Exercise objective: Where "Вирусы" occurs in a line of the entries below, copy that line.

Data to use:

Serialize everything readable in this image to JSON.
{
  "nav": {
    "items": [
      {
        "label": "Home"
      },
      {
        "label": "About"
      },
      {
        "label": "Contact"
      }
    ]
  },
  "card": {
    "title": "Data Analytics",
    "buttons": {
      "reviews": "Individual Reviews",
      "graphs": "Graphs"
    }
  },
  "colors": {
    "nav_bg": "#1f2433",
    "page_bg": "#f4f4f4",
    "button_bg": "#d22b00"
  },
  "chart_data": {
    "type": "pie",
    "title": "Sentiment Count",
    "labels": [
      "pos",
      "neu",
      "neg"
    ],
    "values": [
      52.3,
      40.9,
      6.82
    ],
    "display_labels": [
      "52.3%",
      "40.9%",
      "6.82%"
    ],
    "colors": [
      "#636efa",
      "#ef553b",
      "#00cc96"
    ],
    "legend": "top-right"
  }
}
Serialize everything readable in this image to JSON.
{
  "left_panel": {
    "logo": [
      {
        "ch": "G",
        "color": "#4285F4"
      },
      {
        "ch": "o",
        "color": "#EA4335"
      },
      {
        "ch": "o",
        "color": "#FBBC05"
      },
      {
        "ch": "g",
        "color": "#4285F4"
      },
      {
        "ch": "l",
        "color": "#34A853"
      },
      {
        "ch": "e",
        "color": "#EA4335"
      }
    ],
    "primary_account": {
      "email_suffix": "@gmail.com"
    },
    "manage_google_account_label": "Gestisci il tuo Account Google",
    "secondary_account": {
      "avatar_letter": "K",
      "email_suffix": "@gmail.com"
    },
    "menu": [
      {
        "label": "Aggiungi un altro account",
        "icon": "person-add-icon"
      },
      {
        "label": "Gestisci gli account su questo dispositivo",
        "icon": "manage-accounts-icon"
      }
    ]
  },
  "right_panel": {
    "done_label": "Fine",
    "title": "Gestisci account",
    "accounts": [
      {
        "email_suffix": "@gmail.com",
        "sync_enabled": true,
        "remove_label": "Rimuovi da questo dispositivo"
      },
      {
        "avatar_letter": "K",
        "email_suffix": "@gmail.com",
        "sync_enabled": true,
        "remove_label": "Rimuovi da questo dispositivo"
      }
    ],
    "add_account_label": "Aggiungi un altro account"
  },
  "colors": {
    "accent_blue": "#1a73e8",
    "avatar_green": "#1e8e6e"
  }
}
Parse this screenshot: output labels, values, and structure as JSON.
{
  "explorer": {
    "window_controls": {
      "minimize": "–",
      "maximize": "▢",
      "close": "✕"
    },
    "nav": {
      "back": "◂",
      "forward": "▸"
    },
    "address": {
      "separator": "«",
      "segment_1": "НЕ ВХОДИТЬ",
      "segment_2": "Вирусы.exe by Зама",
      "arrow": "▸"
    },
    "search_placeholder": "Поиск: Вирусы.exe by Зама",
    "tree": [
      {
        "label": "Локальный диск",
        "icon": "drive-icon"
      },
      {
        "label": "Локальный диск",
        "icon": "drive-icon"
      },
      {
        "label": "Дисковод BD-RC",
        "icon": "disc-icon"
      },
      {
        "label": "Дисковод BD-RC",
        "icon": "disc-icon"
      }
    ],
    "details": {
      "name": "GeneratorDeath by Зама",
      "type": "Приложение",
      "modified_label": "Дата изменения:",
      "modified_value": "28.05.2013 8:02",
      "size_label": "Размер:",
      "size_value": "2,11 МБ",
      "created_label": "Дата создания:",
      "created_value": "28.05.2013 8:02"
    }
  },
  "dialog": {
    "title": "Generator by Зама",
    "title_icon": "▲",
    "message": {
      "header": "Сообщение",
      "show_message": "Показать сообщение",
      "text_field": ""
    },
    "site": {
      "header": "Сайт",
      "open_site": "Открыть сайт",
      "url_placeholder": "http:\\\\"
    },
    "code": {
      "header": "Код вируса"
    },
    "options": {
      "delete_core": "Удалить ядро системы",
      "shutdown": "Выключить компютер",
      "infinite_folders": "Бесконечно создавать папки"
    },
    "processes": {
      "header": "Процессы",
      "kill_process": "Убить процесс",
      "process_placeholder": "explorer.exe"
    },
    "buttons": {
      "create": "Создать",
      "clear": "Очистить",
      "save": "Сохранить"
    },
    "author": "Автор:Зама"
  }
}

Answer to the problem:
      "segment_2": "Вирусы.exe by Зама",
    "search_placeholder": "Поиск: Вирусы.exe by Зама",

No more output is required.